For breast sentinel node or axillary node surgery, your surgeon often will request a nerve block for anesthesia. When patients receive a nerve block for anesthesia, they often receive sedation during the surgery. But, they also may receive general anesthesia. The decision to have sedation or general anesthesia is based on the type of surgery and your medical issues.

 

The type of nerve block offered for breast and lymph node surgery is called a thoracic paravertebral nerve block.

 

What is a nerve block?

 

A nerve block means that numbing medicine is placed near nerves that provide feeling to a certain part of the body. For example, the dentist does a nerve block to numb your mouth for dental work.

 

What is a thoracic paravertebral nerve block?

 

A thoracic paravertebral block involves injecting numbing medicine in the space off to the side of your spine. The nerves that provide feeling to your chest wall, breast and axilla (arm pit) are located along your back, just below your neck. We most often use two or three injections to numb all the nerves that provide feeling to your chest wall.

 

What are the benefits of a nerve block?

 

By placing nerve blocks, we reduce the need for narcotic pain medicine during your surgery.
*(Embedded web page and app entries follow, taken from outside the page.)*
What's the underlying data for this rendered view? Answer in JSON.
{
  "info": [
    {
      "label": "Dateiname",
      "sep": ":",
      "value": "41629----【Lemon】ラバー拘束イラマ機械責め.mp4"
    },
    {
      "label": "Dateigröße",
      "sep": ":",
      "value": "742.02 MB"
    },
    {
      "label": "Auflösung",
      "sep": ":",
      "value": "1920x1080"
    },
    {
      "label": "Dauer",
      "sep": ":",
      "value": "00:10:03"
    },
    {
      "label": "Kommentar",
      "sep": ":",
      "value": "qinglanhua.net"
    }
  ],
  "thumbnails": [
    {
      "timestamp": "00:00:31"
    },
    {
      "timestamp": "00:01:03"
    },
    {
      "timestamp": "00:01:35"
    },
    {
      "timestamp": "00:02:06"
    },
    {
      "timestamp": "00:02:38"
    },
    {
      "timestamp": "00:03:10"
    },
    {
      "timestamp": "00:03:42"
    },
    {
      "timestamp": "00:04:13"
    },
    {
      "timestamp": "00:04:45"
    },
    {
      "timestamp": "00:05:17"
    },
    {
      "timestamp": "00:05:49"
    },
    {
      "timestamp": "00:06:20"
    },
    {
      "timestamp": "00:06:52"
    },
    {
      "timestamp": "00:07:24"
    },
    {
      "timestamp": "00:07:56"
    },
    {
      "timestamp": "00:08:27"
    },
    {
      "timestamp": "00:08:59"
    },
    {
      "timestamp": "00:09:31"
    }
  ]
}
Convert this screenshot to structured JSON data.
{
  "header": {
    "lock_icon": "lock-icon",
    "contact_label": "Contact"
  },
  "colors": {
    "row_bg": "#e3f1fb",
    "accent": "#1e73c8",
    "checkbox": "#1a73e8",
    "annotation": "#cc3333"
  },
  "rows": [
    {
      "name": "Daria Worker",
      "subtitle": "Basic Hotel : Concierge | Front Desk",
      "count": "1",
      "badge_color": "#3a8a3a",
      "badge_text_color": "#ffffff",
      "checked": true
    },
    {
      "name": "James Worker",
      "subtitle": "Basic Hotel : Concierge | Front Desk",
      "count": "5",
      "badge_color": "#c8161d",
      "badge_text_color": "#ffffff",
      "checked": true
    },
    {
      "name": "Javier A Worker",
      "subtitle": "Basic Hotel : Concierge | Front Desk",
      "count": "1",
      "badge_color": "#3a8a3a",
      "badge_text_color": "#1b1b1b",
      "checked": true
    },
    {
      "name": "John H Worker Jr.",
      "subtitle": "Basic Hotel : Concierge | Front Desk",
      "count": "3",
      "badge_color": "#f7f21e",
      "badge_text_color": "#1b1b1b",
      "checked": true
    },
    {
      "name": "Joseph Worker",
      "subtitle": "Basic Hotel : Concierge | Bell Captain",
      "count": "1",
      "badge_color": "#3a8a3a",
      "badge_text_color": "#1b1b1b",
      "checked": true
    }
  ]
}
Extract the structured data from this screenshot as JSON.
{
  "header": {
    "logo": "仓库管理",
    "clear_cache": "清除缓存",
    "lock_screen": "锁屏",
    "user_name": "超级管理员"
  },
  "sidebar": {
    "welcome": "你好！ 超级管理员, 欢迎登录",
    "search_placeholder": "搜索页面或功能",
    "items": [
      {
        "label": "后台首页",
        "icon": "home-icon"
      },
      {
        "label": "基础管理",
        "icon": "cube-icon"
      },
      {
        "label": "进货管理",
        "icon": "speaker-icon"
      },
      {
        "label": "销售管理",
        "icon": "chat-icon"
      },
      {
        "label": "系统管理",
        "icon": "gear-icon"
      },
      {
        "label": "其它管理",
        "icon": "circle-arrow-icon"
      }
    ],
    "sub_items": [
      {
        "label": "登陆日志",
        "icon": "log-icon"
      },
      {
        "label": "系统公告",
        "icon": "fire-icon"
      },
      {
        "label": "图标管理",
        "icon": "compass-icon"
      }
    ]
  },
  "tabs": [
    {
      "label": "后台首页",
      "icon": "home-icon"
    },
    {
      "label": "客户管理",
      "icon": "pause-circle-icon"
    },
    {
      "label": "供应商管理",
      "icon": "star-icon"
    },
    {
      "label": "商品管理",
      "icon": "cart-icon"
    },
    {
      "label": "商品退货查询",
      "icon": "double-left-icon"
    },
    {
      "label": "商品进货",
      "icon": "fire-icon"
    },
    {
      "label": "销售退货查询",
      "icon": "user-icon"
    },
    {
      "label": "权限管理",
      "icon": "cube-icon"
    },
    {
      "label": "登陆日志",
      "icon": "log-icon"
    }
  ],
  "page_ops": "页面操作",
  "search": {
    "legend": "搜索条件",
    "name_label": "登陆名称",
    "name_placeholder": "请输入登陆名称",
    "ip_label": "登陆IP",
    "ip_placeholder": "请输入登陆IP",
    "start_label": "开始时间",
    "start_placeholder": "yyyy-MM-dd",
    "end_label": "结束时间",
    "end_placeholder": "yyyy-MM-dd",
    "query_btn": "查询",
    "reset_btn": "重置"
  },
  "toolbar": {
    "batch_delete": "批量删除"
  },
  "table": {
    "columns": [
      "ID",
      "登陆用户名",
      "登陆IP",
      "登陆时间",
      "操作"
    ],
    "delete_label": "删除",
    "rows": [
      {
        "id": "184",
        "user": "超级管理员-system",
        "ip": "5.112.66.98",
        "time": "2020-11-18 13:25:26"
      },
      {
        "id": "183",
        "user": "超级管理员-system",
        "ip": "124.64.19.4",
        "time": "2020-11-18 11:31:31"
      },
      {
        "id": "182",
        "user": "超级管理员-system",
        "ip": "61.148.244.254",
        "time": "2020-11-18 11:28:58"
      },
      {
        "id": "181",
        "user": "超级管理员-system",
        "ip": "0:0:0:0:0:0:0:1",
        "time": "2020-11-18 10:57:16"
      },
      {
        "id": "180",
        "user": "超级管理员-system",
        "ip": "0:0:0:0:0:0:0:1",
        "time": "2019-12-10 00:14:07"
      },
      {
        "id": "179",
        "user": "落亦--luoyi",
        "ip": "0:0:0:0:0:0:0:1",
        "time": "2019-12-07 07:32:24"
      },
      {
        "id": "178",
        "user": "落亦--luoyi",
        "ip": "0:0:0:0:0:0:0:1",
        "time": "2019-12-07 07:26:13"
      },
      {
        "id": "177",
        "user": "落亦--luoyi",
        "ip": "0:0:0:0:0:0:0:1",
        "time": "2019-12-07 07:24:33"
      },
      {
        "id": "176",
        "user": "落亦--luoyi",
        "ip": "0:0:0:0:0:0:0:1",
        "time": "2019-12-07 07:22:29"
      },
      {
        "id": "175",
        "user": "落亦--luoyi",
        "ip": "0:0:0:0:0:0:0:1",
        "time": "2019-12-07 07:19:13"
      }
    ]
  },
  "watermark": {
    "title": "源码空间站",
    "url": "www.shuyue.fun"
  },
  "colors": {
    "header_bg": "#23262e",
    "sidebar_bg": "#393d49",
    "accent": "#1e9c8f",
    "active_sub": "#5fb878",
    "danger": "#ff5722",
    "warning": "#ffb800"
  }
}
This reduces the amount of time it takes you to wake up, and it decreases your risk for nausea and vomiting. A breathing tube and general anesthesia often are not needed. This decreases possible breathing problems. Research also shows that using nerve blocks for surgery speeds recovery time by several hours. As a rule, you will not need pain medicine for up to 12 hours after a nerve block because the surgery site remains numb.

 

What are the risks of a nerve block?

 

There is always risk to any medicine or procedure. In the case of thoracic paravertebral nerve blocks, the specific risks are:

  • Bleeding caused by the needle
  • Infection started by the needle
  • Nerve damage caused by the needle
  • Damage caused to your lung
  • Numbing spreads to the other side of your body (epidural spread)
  • For a time, you may have a droopy eyelid or weak arm

We take many steps to keep these blocks as safe as possible, including the use of ultrasound for placement of the injections, if possible. In most cases, the benefits outweigh the risks. We will discuss this with you on the day of surgery. These blocks have been done very successfully at this hospital for many patients who are having breast and lymph node surgery.